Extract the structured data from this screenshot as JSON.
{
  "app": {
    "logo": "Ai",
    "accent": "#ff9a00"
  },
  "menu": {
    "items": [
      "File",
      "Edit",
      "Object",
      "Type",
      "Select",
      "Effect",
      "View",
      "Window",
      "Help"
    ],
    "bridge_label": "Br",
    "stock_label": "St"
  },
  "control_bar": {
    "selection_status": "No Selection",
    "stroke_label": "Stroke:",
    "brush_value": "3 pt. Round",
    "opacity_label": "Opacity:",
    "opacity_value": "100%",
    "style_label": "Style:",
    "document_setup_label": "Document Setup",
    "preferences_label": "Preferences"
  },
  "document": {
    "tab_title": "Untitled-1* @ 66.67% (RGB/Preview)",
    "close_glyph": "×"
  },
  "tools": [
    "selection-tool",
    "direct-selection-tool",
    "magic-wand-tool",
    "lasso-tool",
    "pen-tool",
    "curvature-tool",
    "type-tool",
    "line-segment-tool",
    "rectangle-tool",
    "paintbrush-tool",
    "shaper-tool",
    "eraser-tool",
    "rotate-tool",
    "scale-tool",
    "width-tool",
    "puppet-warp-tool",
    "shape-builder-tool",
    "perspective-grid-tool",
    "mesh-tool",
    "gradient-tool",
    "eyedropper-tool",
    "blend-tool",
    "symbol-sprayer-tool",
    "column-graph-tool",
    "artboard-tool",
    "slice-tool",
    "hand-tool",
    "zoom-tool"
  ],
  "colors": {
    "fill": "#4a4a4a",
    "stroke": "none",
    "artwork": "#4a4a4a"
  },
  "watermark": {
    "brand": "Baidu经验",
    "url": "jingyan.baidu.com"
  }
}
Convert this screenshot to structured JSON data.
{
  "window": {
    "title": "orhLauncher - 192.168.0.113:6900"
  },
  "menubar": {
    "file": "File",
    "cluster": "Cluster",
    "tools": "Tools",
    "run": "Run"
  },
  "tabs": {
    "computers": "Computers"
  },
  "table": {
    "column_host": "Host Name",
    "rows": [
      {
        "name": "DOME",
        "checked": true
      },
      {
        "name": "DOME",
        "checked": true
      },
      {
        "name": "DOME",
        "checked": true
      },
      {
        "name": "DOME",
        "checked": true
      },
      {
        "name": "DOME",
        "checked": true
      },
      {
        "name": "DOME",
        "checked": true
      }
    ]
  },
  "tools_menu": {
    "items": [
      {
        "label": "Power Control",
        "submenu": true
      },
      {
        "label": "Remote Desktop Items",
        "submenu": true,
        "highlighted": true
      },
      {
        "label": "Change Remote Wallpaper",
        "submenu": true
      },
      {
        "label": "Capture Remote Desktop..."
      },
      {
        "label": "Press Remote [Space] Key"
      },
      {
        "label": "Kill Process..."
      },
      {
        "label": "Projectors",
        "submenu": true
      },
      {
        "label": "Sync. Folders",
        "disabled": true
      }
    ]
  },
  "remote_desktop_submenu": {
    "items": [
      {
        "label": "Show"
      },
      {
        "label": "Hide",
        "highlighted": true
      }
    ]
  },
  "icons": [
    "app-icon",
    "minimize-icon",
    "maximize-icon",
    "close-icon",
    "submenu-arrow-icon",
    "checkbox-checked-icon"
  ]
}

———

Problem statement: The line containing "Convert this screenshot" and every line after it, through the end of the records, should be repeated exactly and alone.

Task output:
Convert this screenshot to structured JSON data.
{
  "window": {
    "title": "orhLauncher - 192.168.0.113:6900"
  },
  "menubar": {
    "file": "File",
    "cluster": "Cluster",
    "tools": "Tools",
    "run": "Run"
  },
  "tabs": {
    "computers": "Computers"
  },
  "table": {
    "column_host": "Host Name",
    "rows": [
      {
        "name": "DOME",
        "checked": true
      },
      {
        "name": "DOME",
        "checked": true
      },
      {
        "name": "DOME",
        "checked": true
      },
      {
        "name": "DOME",
        "checked": true
      },
      {
        "name": "DOME",
        "checked": true
      },
      {
        "name": "DOME",
        "checked": true
      }
    ]
  },
  "tools_menu": {
    "items": [
      {
        "label": "Power Control",
        "submenu": true
      },
      {
        "label": "Remote Desktop Items",
        "submenu": true,
        "highlighted": true
      },
      {
        "label": "Change Remote Wallpaper",
        "submenu": true
      },
      {
        "label": "Capture Remote Desktop..."
      },
      {
        "label": "Press Remote [Space] Key"
      },
      {
        "label": "Kill Process..."
      },
      {
        "label": "Projectors",
        "submenu": true
      },
      {
        "label": "Sync. Folders",
        "disabled": true
      }
    ]
  },
  "remote_desktop_submenu": {
    "items": [
      {
        "label": "Show"
      },
      {
        "label": "Hide",
        "highlighted": true
      }
    ]
  },
  "icons": [
    "app-icon",
    "minimize-icon",
    "maximize-icon",
    "close-icon",
    "submenu-arrow-icon",
    "checkbox-checked-icon"
  ]
}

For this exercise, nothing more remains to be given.